At 11pm a funnel shaped lowering well east of the wall cloud had my attention.  We dismissed it as scud originally, but the feature persisted.  It then appeared to descend as a rope tornado.  The backlighting on this feature was so poor that my video camera couldn't pick it up at all and Chad barely managed to get this shot of it.
Extreme contrast enhancement shows what we are fairly sure was a rope tornado on the left side of the image.
The lightning behind the wall cloud was much more vibrant.  A local pulled up in his pickup truck asking what we were up to.  I told him we were chasing, and, unimpressed, he said we were spooking the elderly couple that lived at the ranch.  I moved my car out of their drive onto the gravel road.  There was no shoulder, but there was also no one on the road... except for COD.  The College of DuPage chase team drove past us a few minutes later, coming from the west, and I gave them a wave.
Chad and I watched the storm until it gusted out and fell apart on the radar.  Another storm went tornado warned to out southwest, so we dropped down to it.  It was nowhere near as impressive in appearance as the last storm, and appeared to have an occluded base.  We did note the winds shift from inflow to outflow several times though.  When this storm started to die it was after midnight.  We decided to call it a night and get some sleep for tomorrow's chase.
We got a room in Smith Center, KS.  The friendly, yet incomprehensible clerk (not unlike the Cajun from The Waterboy) informed us about the devastation to the south in Greensburg.  We were oblivious, having only watched KUEX's radar the entire evening once we were on the chase.  We turned on the news to see shocking scenes of damage and reports that people had been killed..
Conclusion:

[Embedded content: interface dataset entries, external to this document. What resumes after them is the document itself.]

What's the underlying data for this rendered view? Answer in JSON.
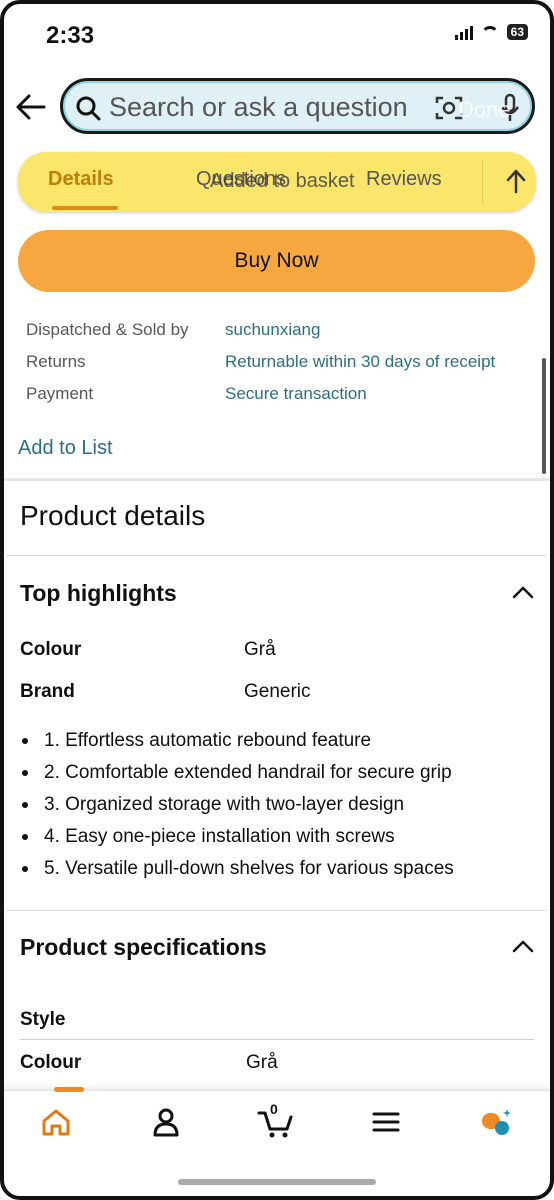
{
  "status_bar": {
    "time": "2:33",
    "battery": "63"
  },
  "search": {
    "placeholder": "Search or ask a question",
    "overlay_label": "Done"
  },
  "tabs": [
    {
      "label": "Details"
    },
    {
      "label": "Questions"
    },
    {
      "label": "Reviews"
    }
  ],
  "basket_overlay": "Added to basket",
  "buy_now_label": "Buy Now",
  "info_rows": [
    {
      "label": "Dispatched & Sold by",
      "value": "suchunxiang"
    },
    {
      "label": "Returns",
      "value": "Returnable within 30 days of receipt"
    },
    {
      "label": "Payment",
      "value": "Secure transaction"
    }
  ],
  "add_to_list_label": "Add to List",
  "product_details_title": "Product details",
  "top_highlights": {
    "title": "Top highlights",
    "attributes": [
      {
        "label": "Colour",
        "value": "Grå"
      },
      {
        "label": "Brand",
        "value": "Generic"
      }
    ],
    "bullets": [
      "1. Effortless automatic rebound feature",
      "2. Comfortable extended handrail for secure grip",
      "3. Organized storage with two-layer design",
      "4. Easy one-piece installation with screws",
      "5. Versatile pull-down shelves for various spaces"
    ]
  },
  "product_specifications": {
    "title": "Product specifications",
    "style_label": "Style",
    "attributes": [
      {
        "label": "Colour",
        "value": "Grå"
      }
    ]
  },
  "bottom_nav": {
    "cart_count": "0",
    "items": [
      "home-icon",
      "account-icon",
      "cart-icon",
      "menu-icon",
      "rufus-assistant-icon"
    ]
  },
  "colors": {
    "accent_orange": "#f7a740",
    "tab_bar_yellow": "#fbe56a",
    "link_teal": "#2b6f83",
    "active_tab": "#c27d0e"
  }
}
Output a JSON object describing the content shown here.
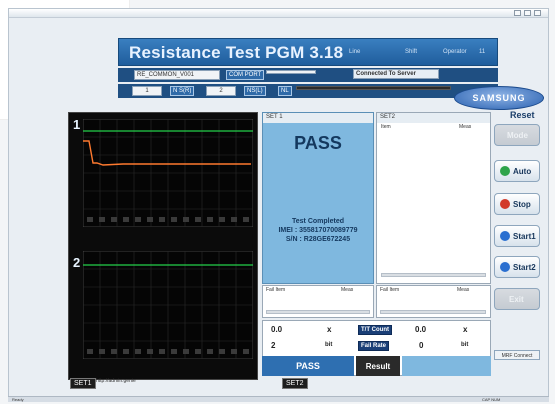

The first tornado ranked EF5 (Enhance Fujita Scale) occurred on this evening, and it was the most powerful tornado since May 3, 1999.  Chad and I wound up on a different supercell far to the north, while the Greensburg EF5 was about 60 miles from our original target area.  I have mixed emotions about missing that storm.  Part of me wants to have been there to see such a legendary storm, yet at the same time it was ranked EF5 because of the horrific damage that it caused, and it would be sickening to hear about the loss of life.  There is also the safety concerns.  We probably would have intercepted the storm from the north and if we wound up inadvertently core punching the storm, or trapped, the situation could have become extraordinarily dangerous.  My condolences go out to those affected by this storm, and my applause to the National Weather Service for their timely, strongly worded warnings that undoubtedly saved lives.

This chase was successful in terms of tornado interception, however, it was a brief, non photogenic event.  However, the supercell structure that we did witness, including the ability to feel the strong inflow, was very impressive.

Post analysis of the vent shows remarkable conditions over the Greensburg area.  Jon Davies' analysis of that evening actually showed that the RUC analysis was wrong, placing the dryline too far east, and that parameters over the Greensburg area were more than comparable to other violent tornado events.

Jon Davies' Analysis

 

Radar Analysis with GPS Overlay:

KUEX Animated GIF (3.5MB) Individual PNG Frames - Chase Analysis
KDDC Animated GIF (4.6MB) Individual PNG Frames - Greensburg EF5

 

Lessons Learned:

  • Do not trust the models, even the RUC analysis, and carefully study the current conditions, as the original target area may still be primed for the best show.